05/ 10/ 16
Hey, Scratch the List readers! I’m Mel, a twenty-something writer and traveller. I hope you enjoy this guest post, and that one day, you get to visit Uganda. Thanks, Kat, for so kindly having me!
Uganda, I miss you. I miss your radiant smiles and dusty red roads. I miss your reverence for Bob Marley and vibrant sense of rhythm. I miss Kampala’s traffic-weaving boda-bodas and honking midday chaos. I miss Kibale’s wild forest creatures and glittering stars. I miss Jinja’s glorious sunsets and the divine stillness of the River Nile.
If you’re headed to the African content, I highly recommend visiting Uganda. Uganda is known as the Pearl of Africa, and for good reason. Encompassed by otherwise arid landscapes, the country is home to fertile soil, abundant vegetation, teeming wildlife, and beautiful people. Tourism is developing in Uganda – you can do everything from gorilla trekking, to white-water rafting, to safari adventures.
I often wonder if I’ll ever have such a fairy-tale trip again. I yearned to stay longer, but vowed that one day, I would return. Thank you, Uganda, for your magic.
At Bujagali in Jinja, we paddled out from the edge of a dusty cliff into the heart of the River Nile. The views were astounding, with deep green water as far as the eye could see. Leafy trees ringed the horizon; luscious vegetation floated peacefully in near-perfect circles here and there across the stream. Birds whooped softly in the distance. So much tranquility. I felt my spirit connect with the water, the trees, the river. I could barely believe that I was there, by this mythical body of water so steeped in history and peace.

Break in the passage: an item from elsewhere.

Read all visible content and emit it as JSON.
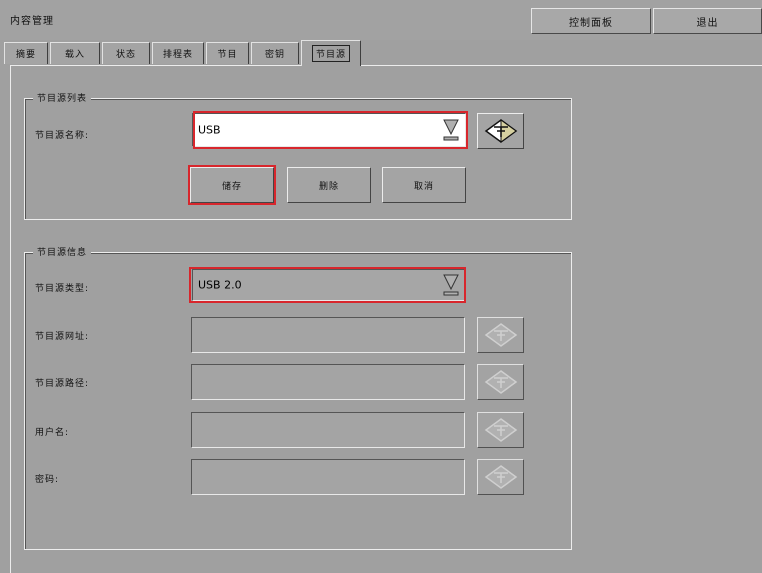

The stillness was broken by the rapids. Four hours of white-water rafting became a fast emotional and spiritual learning curve. Spinning blindly into underwater oblivion, unable to breathe, with violent foaming waters dragging me beneath the surface, made me realise the strength of character needed to remain calm and responsive under pressure. The rafting experience was equal parts amazing and terrifying. Never have I felt so aware of my body, my fragility, nor my mortality. If you find yourself in Uganda raring for adventure, I fully recommend the (awesome) Raft Africa crew; the day was thoroughly organised, safe, professional, and worth the money.
I had the adventure of a lifetime doing wild chimpanzee trekking through Kibale National Forest, a wildlife conservation park. Uganda is known for its gorilla trekking (or tracking), in Bwindi National Park. But gorilla trekking can be extremely expensive, as well as seasonal. Kibale National Forest offers chimpanzee trekking as a popular and cheap alternative, as well as bird-watching. Available all year round, this experience is an incredible opportunity to witness the charming, liberating, and remarkably human lives of apes in their natural habitat.
We took a road trip from Kampala up to Kibale especially to see the chimps. At the forest, our six-man, one-woman trek group gathered in a cabin filled with all kinds of fascinating biological paraphernalia including real elephant skulls, crocodile jaws, and evolutionary charts. We were given a safety talk by a guide, who was equipped with a radio, wellington boots, and – gulp – an AK-47. The minute we entered the forest, howls and shrieks of wild chimpanzees echoed around us; leaves and branches rustled in canopies as apes bolted from tree to tree. For three amazing hours, I was able to observe these magnificent creatures live freely in the wild. I left the forest humbled, questioning what the term “humanity” really means.
I spent Valentine’s Day here at Lake Nyinabulitwa, at Nyinabulitwa Country Resort & Safari Camp. Few places on this earth are as magical, romantic, or tranquil as Nyinabulitwa is. We awoke in the morning to distant mountains and glittering blue water. From the creaky wooden veranda of our lakeside cottage, we gazed at the sun rising beyond the mountains, above the lake, and listened to the sweet songs of nature. Dragonflies and tiny birds flitted between the reeds, the soft breeze fluttered through plants and trees. Our hearts were bursting with the beauty.
We spent the afternoon amongst wild chimpanzees in Kibale National Forest, and later, watched the bright day fade to a bright night laced with glittering stars. The next day, before we left for Kampala, we took an impulsive detour to one last marvel: the Top of the World, a mountainous viewpoint overlooking three stunning crater lakes, including Nyinabulitwa. It was a wonderful decision, and a memory I return to often. To think, that in the heart of Africa, so known for its desert and its dust, places so verdant and lush could be hiding.